### YOUR TASK
Beginning with the first entry, set down each one exactly as shown.

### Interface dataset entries
# # #

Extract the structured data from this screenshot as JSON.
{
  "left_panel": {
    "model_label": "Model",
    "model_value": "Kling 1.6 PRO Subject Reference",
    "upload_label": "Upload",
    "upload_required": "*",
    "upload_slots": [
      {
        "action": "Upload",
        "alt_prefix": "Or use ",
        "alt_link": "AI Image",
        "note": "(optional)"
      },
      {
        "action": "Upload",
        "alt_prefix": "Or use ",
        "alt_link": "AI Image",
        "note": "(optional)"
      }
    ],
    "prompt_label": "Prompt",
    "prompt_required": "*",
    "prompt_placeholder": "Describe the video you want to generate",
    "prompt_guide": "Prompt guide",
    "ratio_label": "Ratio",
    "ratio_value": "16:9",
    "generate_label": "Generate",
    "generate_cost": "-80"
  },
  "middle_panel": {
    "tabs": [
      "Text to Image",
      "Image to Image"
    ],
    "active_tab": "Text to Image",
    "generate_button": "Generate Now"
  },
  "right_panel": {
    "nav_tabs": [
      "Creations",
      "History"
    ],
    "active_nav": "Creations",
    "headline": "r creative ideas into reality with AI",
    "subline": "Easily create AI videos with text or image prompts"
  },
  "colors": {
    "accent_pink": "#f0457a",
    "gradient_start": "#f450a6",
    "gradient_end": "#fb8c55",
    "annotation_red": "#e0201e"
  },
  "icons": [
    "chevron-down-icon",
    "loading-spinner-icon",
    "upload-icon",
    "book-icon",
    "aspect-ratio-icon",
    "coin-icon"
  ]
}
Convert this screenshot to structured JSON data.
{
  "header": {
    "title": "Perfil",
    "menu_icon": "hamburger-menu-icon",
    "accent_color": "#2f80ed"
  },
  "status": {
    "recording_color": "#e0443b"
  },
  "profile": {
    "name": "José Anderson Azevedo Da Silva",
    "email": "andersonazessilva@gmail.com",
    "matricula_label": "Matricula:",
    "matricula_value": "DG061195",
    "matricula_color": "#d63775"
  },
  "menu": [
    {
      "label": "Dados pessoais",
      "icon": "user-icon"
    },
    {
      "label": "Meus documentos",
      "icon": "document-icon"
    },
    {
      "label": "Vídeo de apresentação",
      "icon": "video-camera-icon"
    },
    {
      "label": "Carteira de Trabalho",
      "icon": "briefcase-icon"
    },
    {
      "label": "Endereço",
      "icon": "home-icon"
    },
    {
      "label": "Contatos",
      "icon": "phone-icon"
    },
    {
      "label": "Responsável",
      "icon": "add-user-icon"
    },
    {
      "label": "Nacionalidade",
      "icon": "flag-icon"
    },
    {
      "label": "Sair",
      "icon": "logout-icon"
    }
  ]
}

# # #

### EXPECTED ANSWER
Extract the structured data from this screenshot as JSON.
{
  "left_panel": {
    "model_label": "Model",
    "model_value": "Kling 1.6 PRO Subject Reference",
    "upload_label": "Upload",
    "upload_required": "*",
    "upload_slots": [
      {
        "action": "Upload",
        "alt_prefix": "Or use ",
        "alt_link": "AI Image",
        "note": "(optional)"
      },
      {
        "action": "Upload",
        "alt_prefix": "Or use ",
        "alt_link": "AI Image",
        "note": "(optional)"
      }
    ],
    "prompt_label": "Prompt",
    "prompt_required": "*",
    "prompt_placeholder": "Describe the video you want to generate",
    "prompt_guide": "Prompt guide",
    "ratio_label": "Ratio",
    "ratio_value": "16:9",
    "generate_label": "Generate",
    "generate_cost": "-80"
  },
  "middle_panel": {
    "tabs": [
      "Text to Image",
      "Image to Image"
    ],
    "active_tab": "Text to Image",
    "generate_button": "Generate Now"
  },
  "right_panel": {
    "nav_tabs": [
      "Creations",
      "History"
    ],
    "active_nav": "Creations",
    "headline": "r creative ideas into reality with AI",
    "subline": "Easily create AI videos with text or image prompts"
  },
  "colors": {
    "accent_pink": "#f0457a",
    "gradient_start": "#f450a6",
    "gradient_end": "#fb8c55",
    "annotation_red": "#e0201e"
  },
  "icons": [
    "chevron-down-icon",
    "loading-spinner-icon",
    "upload-icon",
    "book-icon",
    "aspect-ratio-icon",
    "coin-icon"
  ]
}
Convert this screenshot to structured JSON data.
{
  "header": {
    "title": "Perfil",
    "menu_icon": "hamburger-menu-icon",
    "accent_color": "#2f80ed"
  },
  "status": {
    "recording_color": "#e0443b"
  },
  "profile": {
    "name": "José Anderson Azevedo Da Silva",
    "email": "andersonazessilva@gmail.com",
    "matricula_label": "Matricula:",
    "matricula_value": "DG061195",
    "matricula_color": "#d63775"
  },
  "menu": [
    {
      "label": "Dados pessoais",
      "icon": "user-icon"
    },
    {
      "label": "Meus documentos",
      "icon": "document-icon"
    },
    {
      "label": "Vídeo de apresentação",
      "icon": "video-camera-icon"
    },
    {
      "label": "Carteira de Trabalho",
      "icon": "briefcase-icon"
    },
    {
      "label": "Endereço",
      "icon": "home-icon"
    },
    {
      "label": "Contatos",
      "icon": "phone-icon"
    },
    {
      "label": "Responsável",
      "icon": "add-user-icon"
    },
    {
      "label": "Nacionalidade",
      "icon": "flag-icon"
    },
    {
      "label": "Sair",
      "icon": "logout-icon"
    }
  ]
}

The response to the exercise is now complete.